The handling of null values in relational database systems is often criticized. When it comes to handling nulls, SQL’s behavior has been described as “fundamentally at odds with the way the world behaves” (Date, Darwen, ‘A Guide to the SQL Standard’) or capable of “ruining everything” (Celko, ‘SQL for Smarties’), and recommendations to avoid nulls altogether are not uncommon (The Third Manifesto, Hugh Darwen and C.J. Date, March 1995). Yet nulls are a fact of life and need to be dealt with.
In his third rule, Edgar Codd stated that null values should represent both “missing” and “inapplicable” information.
Systematic treatment of null values
Rule 3: Null values (distinct from the empty character string or a string of blank characters and distinct from zero or any other number) are supported in fully relational DBMS for representing missing information and inapplicable information in a systematic way, independent of data type.

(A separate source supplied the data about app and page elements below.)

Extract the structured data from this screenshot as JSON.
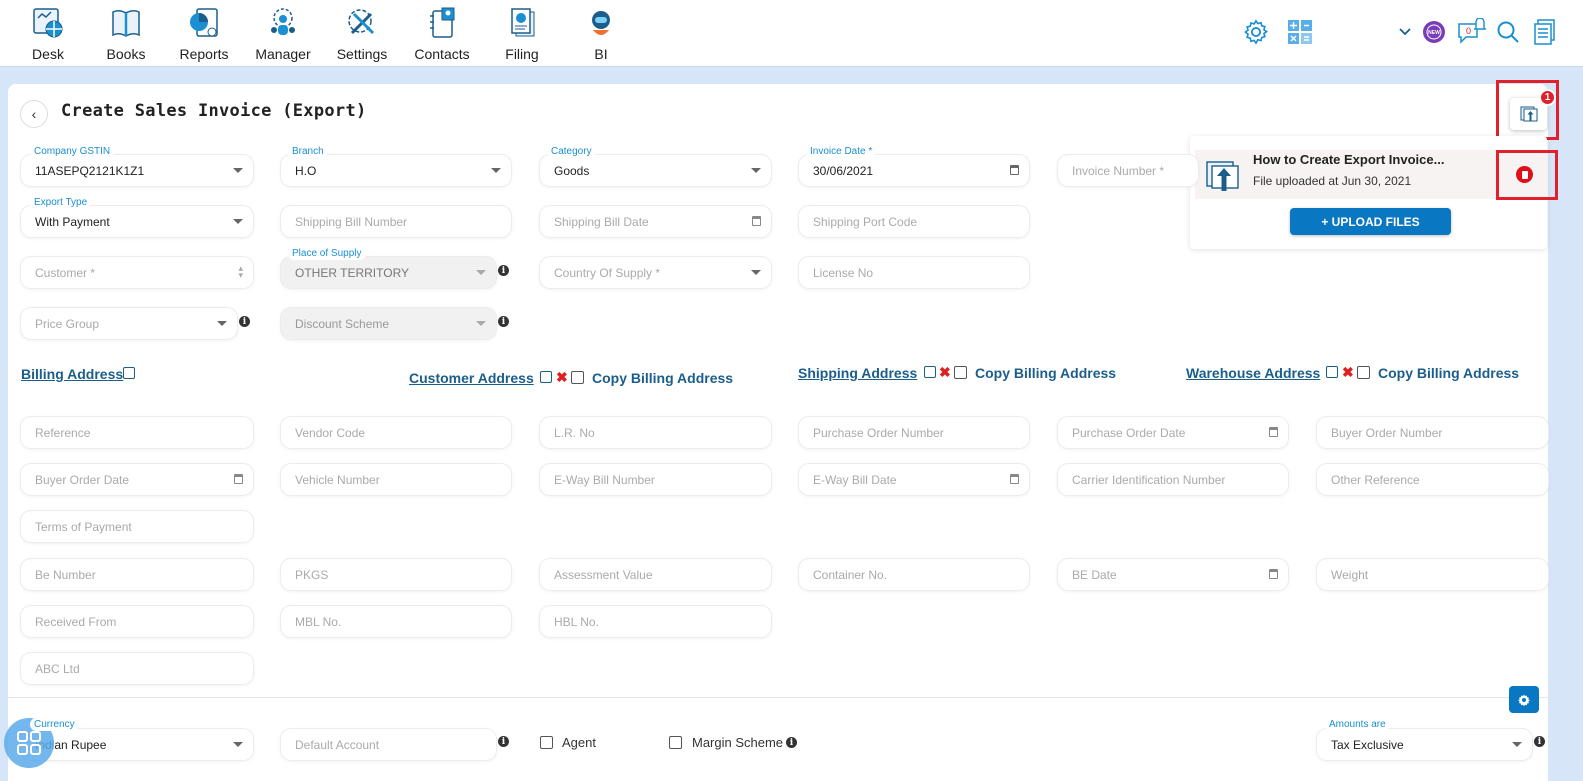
{
  "nav": [
    {
      "label": "Desk",
      "icon": "desk-icon"
    },
    {
      "label": "Books",
      "icon": "books-icon"
    },
    {
      "label": "Reports",
      "icon": "reports-icon"
    },
    {
      "label": "Manager",
      "icon": "manager-icon"
    },
    {
      "label": "Settings",
      "icon": "settings-icon"
    },
    {
      "label": "Contacts",
      "icon": "contacts-icon"
    },
    {
      "label": "Filing",
      "icon": "filing-icon"
    },
    {
      "label": "BI",
      "icon": "bi-robot-icon"
    }
  ],
  "topright": {
    "notification_count": "0",
    "new_badge": "NEW"
  },
  "page": {
    "title": "Create Sales Invoice (Export)"
  },
  "attachments": {
    "badge_count": "1",
    "file_title": "How to Create Export Invoice...",
    "file_subtitle": "File uploaded at Jun 30, 2021",
    "upload_label": "+ UPLOAD FILES"
  },
  "form": {
    "company_gstin": {
      "label": "Company GSTIN",
      "value": "11ASEPQ2121K1Z1"
    },
    "branch": {
      "label": "Branch",
      "value": "H.O"
    },
    "category": {
      "label": "Category",
      "value": "Goods"
    },
    "invoice_date": {
      "label": "Invoice Date *",
      "value": "30/06/2021"
    },
    "invoice_number": {
      "placeholder": "Invoice Number *"
    },
    "export_type": {
      "label": "Export Type",
      "value": "With Payment"
    },
    "shipping_bill_number": {
      "placeholder": "Shipping Bill Number"
    },
    "shipping_bill_date": {
      "placeholder": "Shipping Bill Date"
    },
    "shipping_port_code": {
      "placeholder": "Shipping Port Code"
    },
    "customer": {
      "placeholder": "Customer *"
    },
    "place_of_supply": {
      "label": "Place of Supply",
      "value": "OTHER TERRITORY"
    },
    "country_of_supply": {
      "placeholder": "Country Of Supply *"
    },
    "license_no": {
      "placeholder": "License No"
    },
    "price_group": {
      "placeholder": "Price Group"
    },
    "discount_scheme": {
      "placeholder": "Discount Scheme"
    }
  },
  "addresses": {
    "billing": "Billing Address",
    "customer": "Customer Address",
    "shipping": "Shipping Address",
    "warehouse": "Warehouse Address",
    "copy_label": "Copy Billing Address"
  },
  "extra_fields": [
    "Reference",
    "Vendor Code",
    "L.R. No",
    "Purchase Order Number",
    "Purchase Order Date",
    "Buyer Order Number",
    "Buyer Order Date",
    "Vehicle Number",
    "E-Way Bill Number",
    "E-Way Bill Date",
    "Carrier Identification Number",
    "Other Reference",
    "Terms of Payment",
    "Be Number",
    "PKGS",
    "Assessment Value",
    "Container No.",
    "BE Date",
    "Weight",
    "Received From",
    "MBL No.",
    "HBL No.",
    "ABC Ltd"
  ],
  "footer": {
    "currency": {
      "label": "Currency",
      "value": "Indian Rupee"
    },
    "default_account": {
      "placeholder": "Default Account"
    },
    "agent": "Agent",
    "margin_scheme": "Margin Scheme",
    "amounts_are": {
      "label": "Amounts are",
      "value": "Tax Exclusive"
    }
  }
}
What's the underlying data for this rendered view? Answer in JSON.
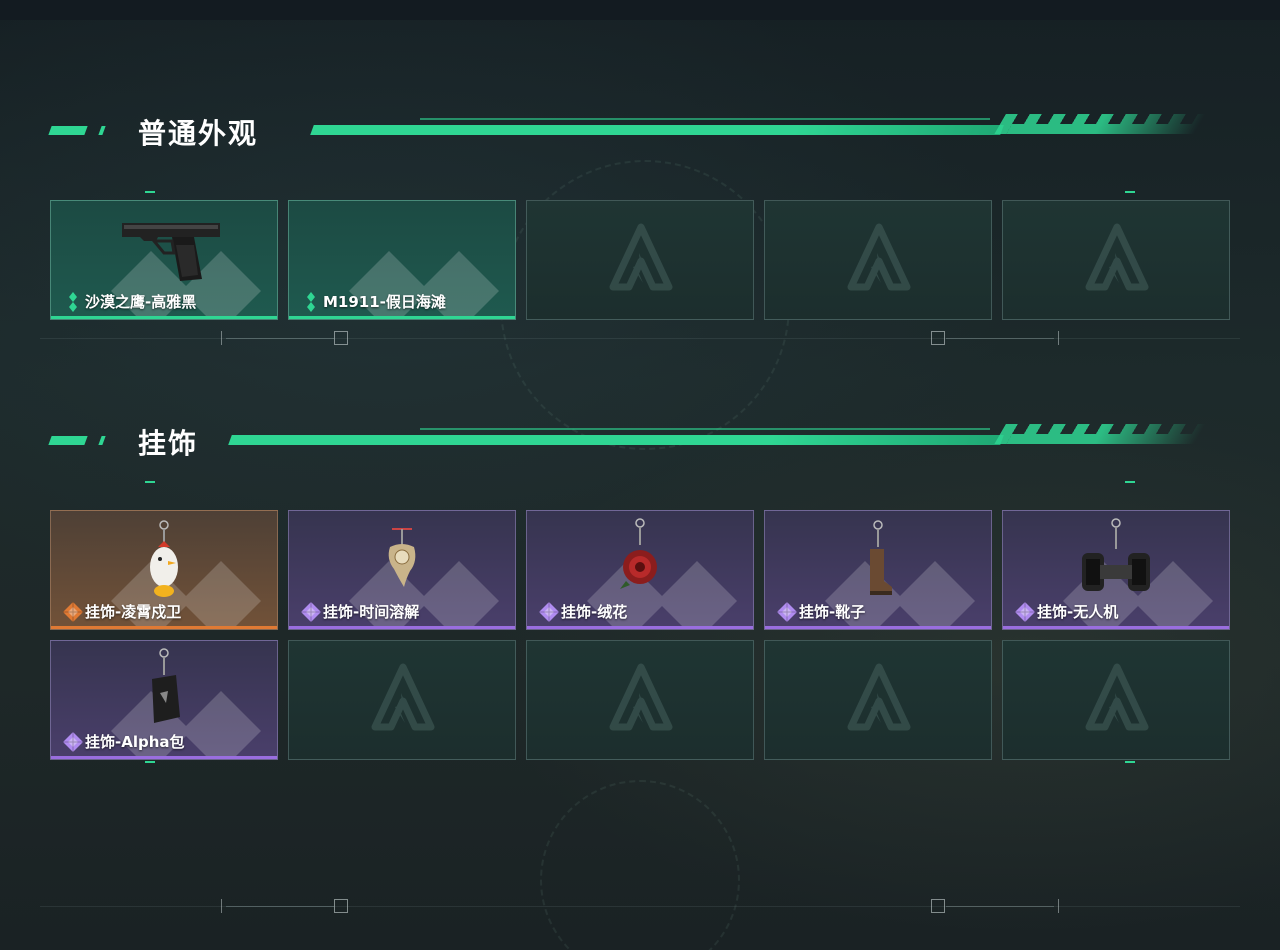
{
  "sections": [
    {
      "title": "普通外观",
      "cards": [
        {
          "name": "沙漠之鹰-高雅黑",
          "rarity": "green",
          "item": "pistol-deagle-icon"
        },
        {
          "name": "M1911-假日海滩",
          "rarity": "green",
          "item": ""
        },
        {
          "name": "",
          "rarity": "empty"
        },
        {
          "name": "",
          "rarity": "empty"
        },
        {
          "name": "",
          "rarity": "empty"
        }
      ]
    },
    {
      "title": "挂饰",
      "cards": [
        {
          "name": "挂饰-凌霄戍卫",
          "rarity": "orange",
          "item": "chicken-charm-icon"
        },
        {
          "name": "挂饰-时间溶解",
          "rarity": "purple",
          "item": "melting-clock-charm-icon"
        },
        {
          "name": "挂饰-绒花",
          "rarity": "purple",
          "item": "rose-charm-icon"
        },
        {
          "name": "挂饰-靴子",
          "rarity": "purple",
          "item": "boot-charm-icon"
        },
        {
          "name": "挂饰-无人机",
          "rarity": "purple",
          "item": "drone-charm-icon"
        },
        {
          "name": "挂饰-Alpha包",
          "rarity": "purple",
          "item": "alpha-bag-charm-icon"
        },
        {
          "name": "",
          "rarity": "empty"
        },
        {
          "name": "",
          "rarity": "empty"
        },
        {
          "name": "",
          "rarity": "empty"
        },
        {
          "name": "",
          "rarity": "empty"
        }
      ]
    }
  ],
  "colors": {
    "accent": "#2fd693",
    "rarity_green": "#2fd693",
    "rarity_orange": "#e07a34",
    "rarity_purple": "#9a6ee0"
  }
}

How does a system know whether a null value is missing or inapplicable? Consider the following examples.
Examples of NULL problems
A person whose date of birth is NULL: given our understanding of what a birth date is, we should interpret that NULL as a placeholder for something that exists but we do not know its value. On the other hand, things are different in the case of a person’s date of death being NULL, as that may signal that we don’t know on which date that the person died, ... or that the person is still alive!
As another example, suppose the CEO’s salary is NULL. This could be due to the fact that the CEO doesn’t take a regular salary (NULL should mean 0), or perhaps the CEO salary is not disclosed. Asking for the average salary in the company would return the same result regardless of the interpretation, those the actual average in those two cases could be very far apart.
How do we know what is the meaning behind a specific null value? It cannot be done systematically and it yields too many quid pro quos. The system may consider a null as inapplicable while it was representing some missing information and vice-versa.
Understand data consumers
When systems impose a meaning to nulls, they can diminish the value of the dataset. If the meaning does not match the users expectations, the information extracted becomes suspicious: it can be incomplete or inaccurate.
We need new approaches to ensure that systems can capture the true meaning of null values appearing in databases. We need to improve DBMS to allow accurate and efficient information extraction upon other semantics of null.
How you can help
In order to develop approaches and tools that manage several meanings of null values, we need to first understand what those meanings are. Therefore we are collaborating with the University of Edinburgh research team on a survey.
We believe that you, our users, have valuable insight to share. We want to understand what you think about SQL handling of null values. Is it what you expect? Is it problematic? We want to understand the different meanings of null values which appear in databases that you work with. We want to better understand your expectations and wishes for query evaluation upon databases with nulls.
Please consider participating in this 15-minute online survey. Your expertise and input will be a valuable contribution to understanding of null values in databases.
If you have any trouble opening the survey, please copy and paste the URL below into a new browser or tab (even if the survey is mobile compatible we recommend to use a computer for a better experience):
If you would like more information or have ideas to share, we’d love to hear from you. Please contact Professor Leonid Libkin (firstname.lastname@example.org) and Juan Sequeda (email@example.com) with any questions or comments.
(Note: As a Public Benefit Corporation, data.world’s mission is to build the most meaningful, collaborative and abundant data resource in the world in order to maximize data’s societal problem-solving utility. On the course of this mission we encounter challenging and exciting engineering problems that our development team tackles every day. We are also faced with problems that do not have a clear and immediate path to a solution: open scientific research problems. We are excited to partner with leading researchers around the world to share problems and develop novel solutions.)